Southern musicians are presently receiving their greatest encouragement from Capricorn Records and Al Kooper’s Sound of the South. Kooper, a musician who won great acclaim for his mid-sixties work with Mike Bloomfield, Steve Stills, and Bob Dylan, now lives in Atlanta. A veteran of many artist-record company battles himself, he goes out of his way to give the artists on his label both musical freedom and financial stability. Phil Walden, the guiding light of the Allman’s label, Capricorn, is also generally known for his dedication to the southern sound. Of course, it is one thing to love the music and quite another to gain it popular acclaim through the devious, brutalizing world of media conglomerates. It’s doubtful if anyone can do it successfully and emerge with personal reputation unscathed. Yet there does seem to be a qualitative difference between the artist’s lot at Capricorn or Sounds of the South and the New York or Los Angeles studios.
The band is into an extended jam now, lead singer Steve Ball hunched over his harmonica taking the lead while the bassist rocks back and forth on his heels laying down a solid rhythm. A black couple is doing the Bump, a dance that entails partners, yes, bumping hips, knees, and butts. It's probably what the John Birch Society had in mind when they warned of the menace of Negro dancing. Integrated schooling is, of course, in dire straits. Mixed housing seems light years away. But as the band and the dancers respond to each other's energy, it’s plain to see that at least in its music, the South’s blacks and whites interact with respect, rather than fear and dislike.
Today, southern rock probably is, as the disgruntled Rolling Stone reader insisted, the most alive popular music being played.

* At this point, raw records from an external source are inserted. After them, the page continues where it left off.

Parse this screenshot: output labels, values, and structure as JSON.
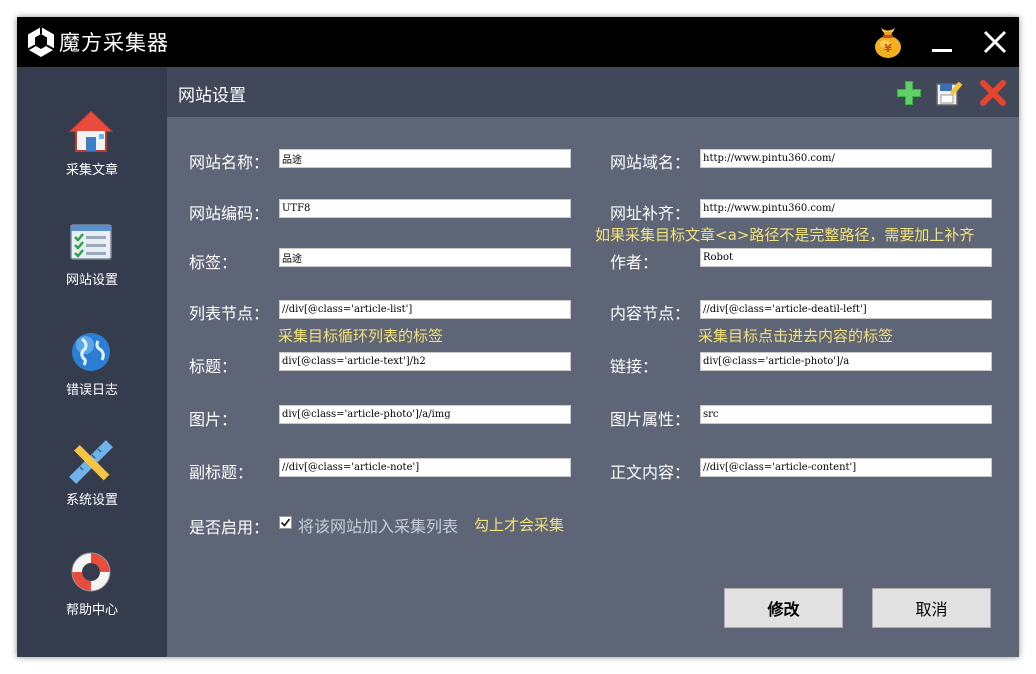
{
  "app": {
    "title": "魔方采集器"
  },
  "titlebar": {
    "icons": [
      "cube-logo-icon",
      "money-bag-icon",
      "minimize-icon",
      "close-icon"
    ]
  },
  "sidebar": {
    "items": [
      {
        "label": "采集文章",
        "icon": "home-icon"
      },
      {
        "label": "网站设置",
        "icon": "checklist-icon"
      },
      {
        "label": "错误日志",
        "icon": "globe-icon"
      },
      {
        "label": "系统设置",
        "icon": "ruler-pencil-icon"
      },
      {
        "label": "帮助中心",
        "icon": "lifebuoy-icon"
      }
    ]
  },
  "header": {
    "title": "网站设置",
    "actions": [
      "add-icon",
      "edit-icon",
      "delete-icon"
    ]
  },
  "form": {
    "site_name": {
      "label": "网站名称：",
      "value": "品途"
    },
    "site_domain": {
      "label": "网站域名：",
      "value": "http://www.pintu360.com/"
    },
    "site_encoding": {
      "label": "网站编码：",
      "value": "UTF8"
    },
    "url_prefix": {
      "label": "网址补齐：",
      "value": "http://www.pintu360.com/"
    },
    "tag": {
      "label": "标签：",
      "value": "品途"
    },
    "author": {
      "label": "作者：",
      "value": "Robot"
    },
    "list_node": {
      "label": "列表节点：",
      "value": "//div[@class='article-list']"
    },
    "content_node": {
      "label": "内容节点：",
      "value": "//div[@class='article-deatil-left']"
    },
    "title": {
      "label": "标题：",
      "value": "div[@class='article-text']/h2"
    },
    "link": {
      "label": "链接：",
      "value": "div[@class='article-photo']/a"
    },
    "image": {
      "label": "图片：",
      "value": "div[@class='article-photo']/a/img"
    },
    "image_attr": {
      "label": "图片属性：",
      "value": "src"
    },
    "subtitle": {
      "label": "副标题：",
      "value": "//div[@class='article-note']"
    },
    "body_content": {
      "label": "正文内容：",
      "value": "//div[@class='article-content']"
    },
    "enabled": {
      "label": "是否启用：",
      "checkbox_label": "将该网站加入采集列表",
      "checked": true
    }
  },
  "hints": {
    "url_prefix": "如果采集目标文章<a>路径不是完整路径，需要加上补齐",
    "list_node": "采集目标循环列表的标签",
    "content_node": "采集目标点击进去内容的标签",
    "enabled": "勾上才会采集"
  },
  "buttons": {
    "modify": "修改",
    "cancel": "取消"
  },
  "colors": {
    "titlebar": "#000000",
    "sidebar": "#353c4e",
    "header": "#404859",
    "content": "#5d6577",
    "hint": "#f2e27a"
  }
}
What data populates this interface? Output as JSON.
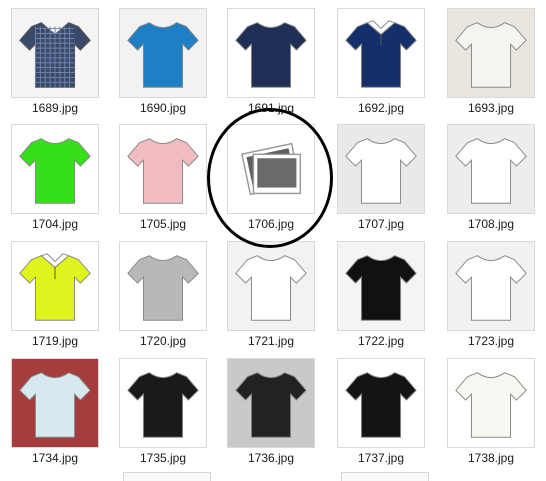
{
  "files": [
    {
      "label": "1689.jpg",
      "icon": "plaid-shirt-icon",
      "color": "#3b4a6b",
      "bg": "#f4f4f4"
    },
    {
      "label": "1690.jpg",
      "icon": "tshirt-icon",
      "color": "#1e7fc4",
      "bg": "#f2f2f2"
    },
    {
      "label": "1691.jpg",
      "icon": "tshirt-icon",
      "color": "#1f2f55",
      "bg": "#ffffff"
    },
    {
      "label": "1692.jpg",
      "icon": "polo-icon",
      "color": "#13306b",
      "bg": "#ffffff"
    },
    {
      "label": "1693.jpg",
      "icon": "tshirt-icon",
      "color": "#f5f5f0",
      "bg": "#e9e6df"
    },
    {
      "label": "1704.jpg",
      "icon": "tshirt-icon",
      "color": "#35e01a",
      "bg": "#ffffff"
    },
    {
      "label": "1705.jpg",
      "icon": "tshirt-icon",
      "color": "#f1bcc0",
      "bg": "#ffffff"
    },
    {
      "label": "1706.jpg",
      "icon": "image-placeholder-icon",
      "color": "#777777",
      "bg": "#ffffff"
    },
    {
      "label": "1707.jpg",
      "icon": "tshirt-icon",
      "color": "#ffffff",
      "bg": "#e9e9e9"
    },
    {
      "label": "1708.jpg",
      "icon": "tshirt-icon",
      "color": "#ffffff",
      "bg": "#ededed"
    },
    {
      "label": "1719.jpg",
      "icon": "polo-icon",
      "color": "#dff31c",
      "bg": "#ffffff"
    },
    {
      "label": "1720.jpg",
      "icon": "tshirt-icon",
      "color": "#b8b8b8",
      "bg": "#ffffff"
    },
    {
      "label": "1721.jpg",
      "icon": "tshirt-icon",
      "color": "#ffffff",
      "bg": "#f2f2f2"
    },
    {
      "label": "1722.jpg",
      "icon": "tshirt-icon",
      "color": "#111111",
      "bg": "#f4f4f4"
    },
    {
      "label": "1723.jpg",
      "icon": "tshirt-icon",
      "color": "#ffffff",
      "bg": "#f1f1f1"
    },
    {
      "label": "1734.jpg",
      "icon": "tshirt-icon",
      "color": "#d7e8ee",
      "bg": "#a63d3d"
    },
    {
      "label": "1735.jpg",
      "icon": "tshirt-icon",
      "color": "#1a1a1a",
      "bg": "#ffffff"
    },
    {
      "label": "1736.jpg",
      "icon": "tshirt-icon",
      "color": "#222222",
      "bg": "#c9c9c9"
    },
    {
      "label": "1737.jpg",
      "icon": "tshirt-icon",
      "color": "#141414",
      "bg": "#ffffff"
    },
    {
      "label": "1738.jpg",
      "icon": "tshirt-icon",
      "color": "#f7f7f2",
      "bg": "#ffffff"
    }
  ]
}
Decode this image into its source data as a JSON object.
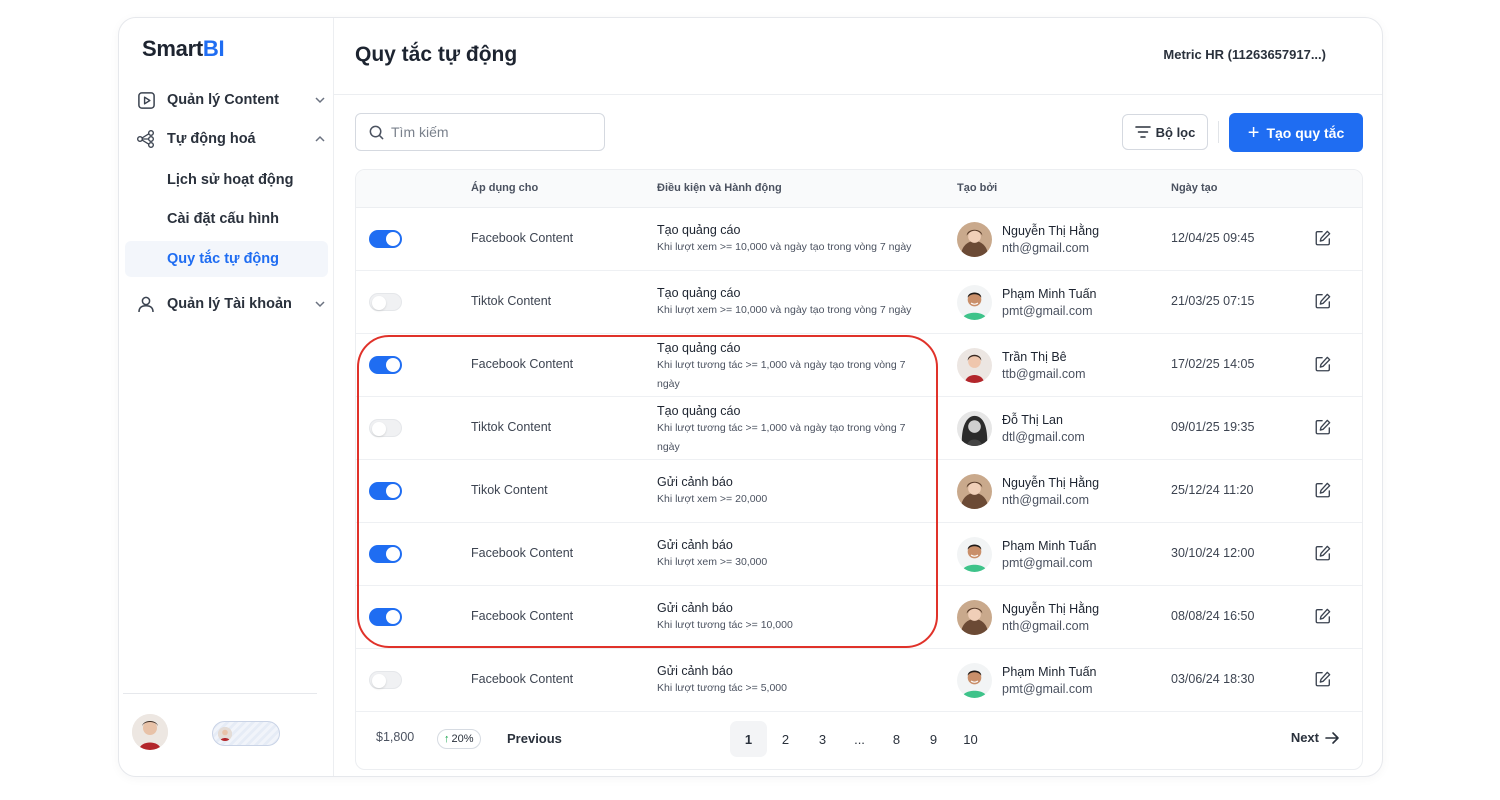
{
  "app": {
    "logo_main": "Smart",
    "logo_accent": "BI",
    "workspace": "Metric HR (11263657917...)",
    "page_title": "Quy tắc tự động"
  },
  "sidebar": {
    "content_menu": "Quản lý Content",
    "automation_menu": "Tự động hoá",
    "sub_items": [
      "Lịch sử hoạt động",
      "Cài đặt cấu hình",
      "Quy tắc tự động"
    ],
    "account_menu": "Quản lý Tài khoản"
  },
  "toolbar": {
    "search_placeholder": "Tìm kiếm",
    "filter_label": "Bộ lọc",
    "create_label": "Tạo quy tắc"
  },
  "table": {
    "headers": {
      "apply": "Áp dụng cho",
      "condition": "Điều kiện và Hành động",
      "creator": "Tạo bởi",
      "date": "Ngày tạo"
    },
    "rows": [
      {
        "enabled": true,
        "apply": "Facebook Content",
        "action": "Tạo quảng cáo",
        "condition": "Khi lượt xem >= 10,000 và ngày tạo trong vòng 7 ngày",
        "name": "Nguyễn Thị Hằng",
        "email": "nth@gmail.com",
        "date": "12/04/25 09:45",
        "avatar": "hang"
      },
      {
        "enabled": false,
        "apply": "Tiktok Content",
        "action": "Tạo quảng cáo",
        "condition": "Khi lượt xem >= 10,000 và ngày tạo trong vòng 7 ngày",
        "name": "Phạm Minh Tuấn",
        "email": "pmt@gmail.com",
        "date": "21/03/25 07:15",
        "avatar": "tuan"
      },
      {
        "enabled": true,
        "apply": "Facebook Content",
        "action": "Tạo quảng cáo",
        "condition": "Khi lượt tương tác >= 1,000 và ngày tạo trong vòng 7 ngày",
        "name": "Trần Thị Bê",
        "email": "ttb@gmail.com",
        "date": "17/02/25 14:05",
        "avatar": "be"
      },
      {
        "enabled": false,
        "apply": "Tiktok Content",
        "action": "Tạo quảng cáo",
        "condition": "Khi lượt tương tác >= 1,000 và ngày tạo trong vòng 7 ngày",
        "name": "Đỗ Thị Lan",
        "email": "dtl@gmail.com",
        "date": "09/01/25 19:35",
        "avatar": "lan"
      },
      {
        "enabled": true,
        "apply": "Tikok Content",
        "action": "Gửi cảnh báo",
        "condition": "Khi lượt xem >= 20,000",
        "name": "Nguyễn Thị Hằng",
        "email": "nth@gmail.com",
        "date": "25/12/24 11:20",
        "avatar": "hang"
      },
      {
        "enabled": true,
        "apply": "Facebook Content",
        "action": "Gửi cảnh báo",
        "condition": "Khi lượt xem >= 30,000",
        "name": "Phạm Minh Tuấn",
        "email": "pmt@gmail.com",
        "date": "30/10/24 12:00",
        "avatar": "tuan"
      },
      {
        "enabled": true,
        "apply": "Facebook Content",
        "action": "Gửi cảnh báo",
        "condition": "Khi lượt tương tác >= 10,000",
        "name": "Nguyễn Thị Hằng",
        "email": "nth@gmail.com",
        "date": "08/08/24 16:50",
        "avatar": "hang"
      },
      {
        "enabled": false,
        "apply": "Facebook Content",
        "action": "Gửi cảnh báo",
        "condition": "Khi lượt tương tác >= 5,000",
        "name": "Phạm Minh Tuấn",
        "email": "pmt@gmail.com",
        "date": "03/06/24 18:30",
        "avatar": "tuan"
      }
    ]
  },
  "pagination": {
    "price": "$1,800",
    "trend": "20%",
    "previous": "Previous",
    "pages": [
      "1",
      "2",
      "3",
      "...",
      "8",
      "9",
      "10"
    ],
    "current": "1",
    "next": "Next"
  },
  "colors": {
    "accent": "#1f6df2",
    "highlight": "#e0322a"
  }
}
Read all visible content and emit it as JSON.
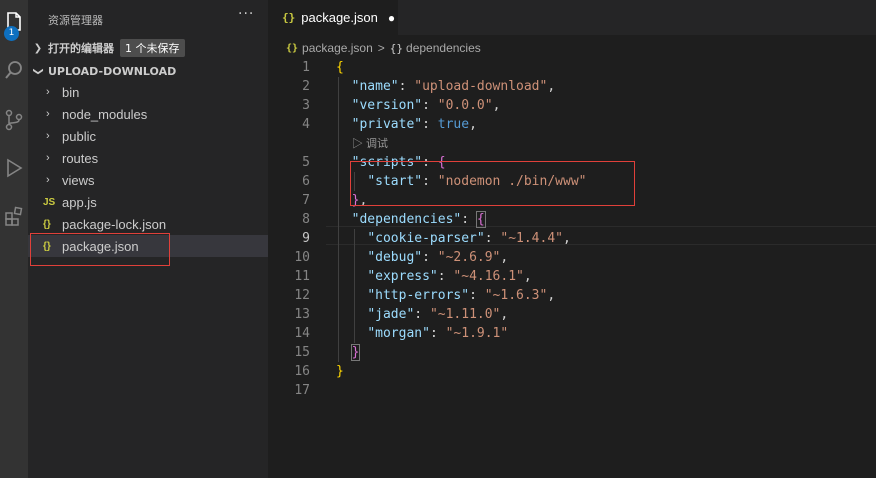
{
  "activity_bar": {
    "badge": "1",
    "icons": [
      "files-icon",
      "search-icon",
      "source-control-icon",
      "run-debug-icon",
      "extensions-icon"
    ]
  },
  "sidebar": {
    "title": "资源管理器",
    "more": "···",
    "open_editors": {
      "label": "打开的编辑器",
      "unsaved": "1 个未保存"
    },
    "project": "UPLOAD-DOWNLOAD",
    "items": [
      {
        "label": "bin",
        "type": "folder"
      },
      {
        "label": "node_modules",
        "type": "folder"
      },
      {
        "label": "public",
        "type": "folder"
      },
      {
        "label": "routes",
        "type": "folder"
      },
      {
        "label": "views",
        "type": "folder"
      },
      {
        "label": "app.js",
        "type": "js"
      },
      {
        "label": "package-lock.json",
        "type": "json"
      },
      {
        "label": "package.json",
        "type": "json"
      }
    ]
  },
  "tab": {
    "icon": "{}",
    "label": "package.json",
    "dirty": "●"
  },
  "breadcrumb": {
    "icon": "{}",
    "file": "package.json",
    "sep": ">",
    "node_icon": "{}",
    "node": "dependencies"
  },
  "codelens": "▷ 调试",
  "editor": {
    "active_line": 9,
    "line_numbers": [
      "1",
      "2",
      "3",
      "4",
      "5",
      "6",
      "7",
      "8",
      "9",
      "10",
      "11",
      "12",
      "13",
      "14",
      "15",
      "16",
      "17"
    ]
  },
  "code": {
    "name_key": "\"name\"",
    "name_val": "\"upload-download\"",
    "version_key": "\"version\"",
    "version_val": "\"0.0.0\"",
    "private_key": "\"private\"",
    "private_val": "true",
    "scripts_key": "\"scripts\"",
    "start_key": "\"start\"",
    "start_val": "\"nodemon ./bin/www\"",
    "deps_key": "\"dependencies\"",
    "deps": [
      {
        "k": "\"cookie-parser\"",
        "v": "\"~1.4.4\"",
        "comma": ","
      },
      {
        "k": "\"debug\"",
        "v": "\"~2.6.9\"",
        "comma": ","
      },
      {
        "k": "\"express\"",
        "v": "\"~4.16.1\"",
        "comma": ","
      },
      {
        "k": "\"http-errors\"",
        "v": "\"~1.6.3\"",
        "comma": ","
      },
      {
        "k": "\"jade\"",
        "v": "\"~1.11.0\"",
        "comma": ","
      },
      {
        "k": "\"morgan\"",
        "v": "\"~1.9.1\"",
        "comma": ""
      }
    ]
  },
  "colors": {
    "highlight_box": "#e0403a",
    "accent_badge": "#0e70c0"
  }
}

It needs neither ghoulish stage props nor a contrived decadence to be appealing. Southern musicians get on stage and give. They finally care little if “outsider” audiences understand. They have learned from vast, varied traditions that have little to do with the taste-maker’s analysis of what will be pop music’s very next phase. When Janis Joplin is singing or Richard Betts is picking they are in that timeless region where the past’s burdens are freed by the vision of freedom, now and forever. The South has learned from suffering, and through its music, is making a gift of its knowledge. It can be joyfully taken, or, as so many times in the past, rejected. No matter, in the steamy rock clubs and on sunny back porches, the music will go on.
A long night is nearly over. The people who came for sexual conquest have left, as have those who came to display their outre finery. The only ones left are those truly into the music or too drunk to walk. The band is cooking, as they are starting to say again, with gas. The organist is making his church-like chords act as a foundation for the guitarist’s leaping screaming notes. Ah, who can describe it? One need only look—the closed eyes and thrown-back heads, hands balled into fists, clutching at the music, never wanting it to stop. Finally it is over, and there comes that brief moment when the band and the audience gaze at each other in total communication. It only lasts a second, but that’s all that’s needed. The bass man says quietly, “Good night.’’ It’s the end of another gig for the Steve Ball Band and they and the audience walk out into the cool air of a pre-dawn North Carolina morning.